Front Page Titles (by Subject) The portrait of a good man by the most sublime of poets, for your imitation. - The Works, vol. 12 (Correspondence and Papers 1816-1826)
The portrait of a good man by the most sublime of poets, for your imitation. - Thomas Jefferson, The Works, vol. 12 (Correspondence and Papers 1816-1826) 
The Works of Thomas Jefferson, Federal Edition (New York and London, G.P. Putnam’s Sons, 1904-5). Vol. 12.
About Liberty Fund:
Liberty Fund, Inc. is a private, educational foundation established to encourage the study of the ideal of a society of free and responsible individuals.
The text is in the public domain.
Fair use statement:
This material is put online to further the educational goals of Liberty Fund, Inc. Unless otherwise stated in the Copyright Information section above, this material may be used freely for educational and academic purposes. It may not be used in any way for profit.
The portrait of a good man by the most sublime of poets, for your imitation.
- Lord, who ’s the happy man that may to thy blest courts repair;
- Not stranger-like to visit them but to inhabit there?
- ’T is he whose every thought and deed by rules of virtue moves;

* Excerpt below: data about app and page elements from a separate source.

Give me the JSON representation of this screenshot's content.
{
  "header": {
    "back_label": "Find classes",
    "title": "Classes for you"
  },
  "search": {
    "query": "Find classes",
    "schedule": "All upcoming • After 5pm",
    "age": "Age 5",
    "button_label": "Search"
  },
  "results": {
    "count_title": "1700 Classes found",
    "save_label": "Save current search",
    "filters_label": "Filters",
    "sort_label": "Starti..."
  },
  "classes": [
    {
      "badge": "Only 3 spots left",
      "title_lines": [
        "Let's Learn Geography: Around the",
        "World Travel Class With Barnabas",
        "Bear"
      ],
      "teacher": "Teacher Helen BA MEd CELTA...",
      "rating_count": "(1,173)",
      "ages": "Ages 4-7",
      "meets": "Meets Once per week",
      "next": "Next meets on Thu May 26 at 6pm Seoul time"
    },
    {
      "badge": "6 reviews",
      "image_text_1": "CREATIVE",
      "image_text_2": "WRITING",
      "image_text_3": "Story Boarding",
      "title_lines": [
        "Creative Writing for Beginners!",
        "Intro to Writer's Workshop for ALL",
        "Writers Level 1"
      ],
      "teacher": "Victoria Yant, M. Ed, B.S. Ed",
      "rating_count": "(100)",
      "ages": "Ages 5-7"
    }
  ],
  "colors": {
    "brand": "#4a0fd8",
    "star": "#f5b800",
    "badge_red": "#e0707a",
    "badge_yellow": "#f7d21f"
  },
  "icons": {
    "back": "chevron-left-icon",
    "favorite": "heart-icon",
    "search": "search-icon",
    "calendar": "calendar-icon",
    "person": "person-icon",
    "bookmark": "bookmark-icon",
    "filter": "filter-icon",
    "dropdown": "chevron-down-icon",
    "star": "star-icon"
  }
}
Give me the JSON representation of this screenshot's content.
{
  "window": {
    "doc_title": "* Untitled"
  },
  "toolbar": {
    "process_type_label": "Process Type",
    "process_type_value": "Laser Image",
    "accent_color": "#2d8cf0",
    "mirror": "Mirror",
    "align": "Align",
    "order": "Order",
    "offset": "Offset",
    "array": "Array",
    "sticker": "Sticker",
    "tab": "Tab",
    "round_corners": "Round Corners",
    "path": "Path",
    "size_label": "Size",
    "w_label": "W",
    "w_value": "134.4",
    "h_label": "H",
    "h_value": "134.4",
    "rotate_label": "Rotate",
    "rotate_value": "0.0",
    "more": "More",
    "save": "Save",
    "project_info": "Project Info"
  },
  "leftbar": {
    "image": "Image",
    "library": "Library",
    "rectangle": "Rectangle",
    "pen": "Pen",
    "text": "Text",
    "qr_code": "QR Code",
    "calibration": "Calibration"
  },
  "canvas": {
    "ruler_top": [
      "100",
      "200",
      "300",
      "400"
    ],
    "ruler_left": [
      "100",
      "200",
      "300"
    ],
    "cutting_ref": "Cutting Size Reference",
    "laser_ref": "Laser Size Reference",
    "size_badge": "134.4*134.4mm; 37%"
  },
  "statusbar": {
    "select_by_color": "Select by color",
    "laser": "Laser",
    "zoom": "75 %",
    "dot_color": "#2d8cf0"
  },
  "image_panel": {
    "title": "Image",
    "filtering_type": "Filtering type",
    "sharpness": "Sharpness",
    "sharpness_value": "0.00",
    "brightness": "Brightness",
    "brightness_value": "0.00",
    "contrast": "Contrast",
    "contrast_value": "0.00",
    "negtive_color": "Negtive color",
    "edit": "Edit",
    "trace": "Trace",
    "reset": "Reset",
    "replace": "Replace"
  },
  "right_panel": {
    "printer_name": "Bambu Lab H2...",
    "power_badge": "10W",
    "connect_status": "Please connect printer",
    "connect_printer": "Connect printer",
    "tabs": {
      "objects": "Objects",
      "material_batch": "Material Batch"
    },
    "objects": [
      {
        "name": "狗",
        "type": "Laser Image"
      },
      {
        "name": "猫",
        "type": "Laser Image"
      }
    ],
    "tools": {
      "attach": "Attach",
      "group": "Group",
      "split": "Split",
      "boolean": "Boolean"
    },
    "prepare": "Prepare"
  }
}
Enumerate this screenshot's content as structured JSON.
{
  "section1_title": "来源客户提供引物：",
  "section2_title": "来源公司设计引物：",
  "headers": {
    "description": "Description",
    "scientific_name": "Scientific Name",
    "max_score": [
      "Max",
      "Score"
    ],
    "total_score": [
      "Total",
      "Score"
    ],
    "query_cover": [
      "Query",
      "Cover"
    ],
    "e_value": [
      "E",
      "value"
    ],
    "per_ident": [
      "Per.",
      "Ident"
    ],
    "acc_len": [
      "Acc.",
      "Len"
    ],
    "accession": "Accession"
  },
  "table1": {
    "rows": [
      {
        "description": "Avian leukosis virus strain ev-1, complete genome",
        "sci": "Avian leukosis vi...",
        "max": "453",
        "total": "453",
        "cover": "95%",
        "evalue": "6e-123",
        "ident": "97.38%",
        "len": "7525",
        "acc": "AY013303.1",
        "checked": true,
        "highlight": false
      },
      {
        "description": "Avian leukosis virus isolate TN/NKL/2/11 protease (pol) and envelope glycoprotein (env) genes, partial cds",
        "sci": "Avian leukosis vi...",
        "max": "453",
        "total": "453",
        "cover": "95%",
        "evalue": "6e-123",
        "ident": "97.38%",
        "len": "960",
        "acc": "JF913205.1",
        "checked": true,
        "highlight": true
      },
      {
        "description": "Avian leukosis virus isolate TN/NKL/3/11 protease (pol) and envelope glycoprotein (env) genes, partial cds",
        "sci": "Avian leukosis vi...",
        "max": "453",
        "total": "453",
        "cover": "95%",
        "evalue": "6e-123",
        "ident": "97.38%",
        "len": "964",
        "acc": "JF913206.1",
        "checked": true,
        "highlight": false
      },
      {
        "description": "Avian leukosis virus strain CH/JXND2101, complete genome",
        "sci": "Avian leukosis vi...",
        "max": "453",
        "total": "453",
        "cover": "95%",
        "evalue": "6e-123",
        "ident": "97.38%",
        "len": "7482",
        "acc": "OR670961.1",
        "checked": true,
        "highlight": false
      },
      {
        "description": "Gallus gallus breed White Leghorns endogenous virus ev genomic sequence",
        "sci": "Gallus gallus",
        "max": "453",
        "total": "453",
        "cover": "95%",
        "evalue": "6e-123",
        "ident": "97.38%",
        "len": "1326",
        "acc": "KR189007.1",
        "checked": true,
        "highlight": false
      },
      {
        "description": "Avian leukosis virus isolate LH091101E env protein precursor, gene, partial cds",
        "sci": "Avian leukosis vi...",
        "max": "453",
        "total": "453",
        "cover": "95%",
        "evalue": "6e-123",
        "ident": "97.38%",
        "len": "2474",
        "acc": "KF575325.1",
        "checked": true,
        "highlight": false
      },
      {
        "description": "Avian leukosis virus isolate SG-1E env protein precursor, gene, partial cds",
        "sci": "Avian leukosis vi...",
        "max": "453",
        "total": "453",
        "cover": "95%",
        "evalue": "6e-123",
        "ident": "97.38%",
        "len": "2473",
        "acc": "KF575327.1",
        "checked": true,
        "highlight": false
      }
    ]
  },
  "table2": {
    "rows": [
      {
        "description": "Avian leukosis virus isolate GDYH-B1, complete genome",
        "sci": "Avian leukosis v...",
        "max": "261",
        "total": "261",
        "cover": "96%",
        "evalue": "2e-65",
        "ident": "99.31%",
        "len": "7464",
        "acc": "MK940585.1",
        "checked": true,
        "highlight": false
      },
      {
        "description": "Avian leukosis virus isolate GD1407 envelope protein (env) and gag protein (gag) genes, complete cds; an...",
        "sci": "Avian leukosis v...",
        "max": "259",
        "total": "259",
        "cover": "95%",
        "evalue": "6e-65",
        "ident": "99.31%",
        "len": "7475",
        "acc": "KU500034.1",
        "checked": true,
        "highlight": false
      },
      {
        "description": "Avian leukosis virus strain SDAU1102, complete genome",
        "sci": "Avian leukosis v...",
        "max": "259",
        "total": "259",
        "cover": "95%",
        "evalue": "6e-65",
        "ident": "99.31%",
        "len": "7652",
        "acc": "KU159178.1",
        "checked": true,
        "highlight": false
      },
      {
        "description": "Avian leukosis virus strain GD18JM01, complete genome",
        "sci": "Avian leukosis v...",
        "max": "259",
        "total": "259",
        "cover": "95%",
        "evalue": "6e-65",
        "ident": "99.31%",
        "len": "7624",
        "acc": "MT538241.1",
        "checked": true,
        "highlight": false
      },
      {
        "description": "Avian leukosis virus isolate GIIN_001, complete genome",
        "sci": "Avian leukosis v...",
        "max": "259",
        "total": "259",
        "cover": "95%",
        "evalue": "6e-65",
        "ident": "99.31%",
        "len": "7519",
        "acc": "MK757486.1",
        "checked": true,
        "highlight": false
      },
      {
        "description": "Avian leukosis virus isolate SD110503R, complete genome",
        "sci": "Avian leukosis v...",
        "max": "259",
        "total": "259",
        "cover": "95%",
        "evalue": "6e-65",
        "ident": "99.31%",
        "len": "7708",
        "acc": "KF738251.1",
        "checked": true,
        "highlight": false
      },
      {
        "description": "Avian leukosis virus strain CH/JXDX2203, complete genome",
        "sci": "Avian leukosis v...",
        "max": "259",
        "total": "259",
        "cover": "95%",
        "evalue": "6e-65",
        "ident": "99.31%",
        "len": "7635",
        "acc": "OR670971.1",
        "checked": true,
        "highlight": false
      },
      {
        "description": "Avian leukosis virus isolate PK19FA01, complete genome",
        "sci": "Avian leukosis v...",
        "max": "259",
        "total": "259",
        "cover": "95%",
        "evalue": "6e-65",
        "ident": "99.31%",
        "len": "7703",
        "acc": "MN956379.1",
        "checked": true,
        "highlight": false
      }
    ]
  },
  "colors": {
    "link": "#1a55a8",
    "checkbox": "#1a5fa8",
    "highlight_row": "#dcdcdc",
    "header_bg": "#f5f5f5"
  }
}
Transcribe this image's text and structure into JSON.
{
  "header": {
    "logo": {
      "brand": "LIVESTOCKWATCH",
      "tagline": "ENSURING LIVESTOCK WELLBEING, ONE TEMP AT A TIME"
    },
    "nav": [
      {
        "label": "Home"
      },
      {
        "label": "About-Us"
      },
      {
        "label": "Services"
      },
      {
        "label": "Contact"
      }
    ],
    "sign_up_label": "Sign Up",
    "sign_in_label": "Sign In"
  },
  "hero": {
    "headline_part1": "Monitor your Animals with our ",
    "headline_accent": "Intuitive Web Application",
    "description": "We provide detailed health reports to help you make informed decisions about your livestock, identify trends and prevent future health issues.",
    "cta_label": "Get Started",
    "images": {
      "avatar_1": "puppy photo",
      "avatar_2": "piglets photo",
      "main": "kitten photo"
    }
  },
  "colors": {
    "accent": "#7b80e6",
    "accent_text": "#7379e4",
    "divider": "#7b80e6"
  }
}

- Whose generous tongue disdains to speak the thing his heart disproves.
- Who never did a slander forge, his neighbor’s fame to wound;
- Nor hearken to a false report, by malice whispered round.
- Who vice in all its pomp and power, can treat with just neglect;
- And piety, though clothed in rags, religiously respect.
- Who to his plighted vows and trust has ever firmly stood;
- And though he promise to his loss, he makes his promise good.
- Whose soul in usury disdains his treasure to employ;
- Whom no rewards can ever bribe the guiltless to destroy.
- The man, who, by this steady course, has happiness insur’d,
- When earth’s foundations shake, shall stand, by Providence secur’d.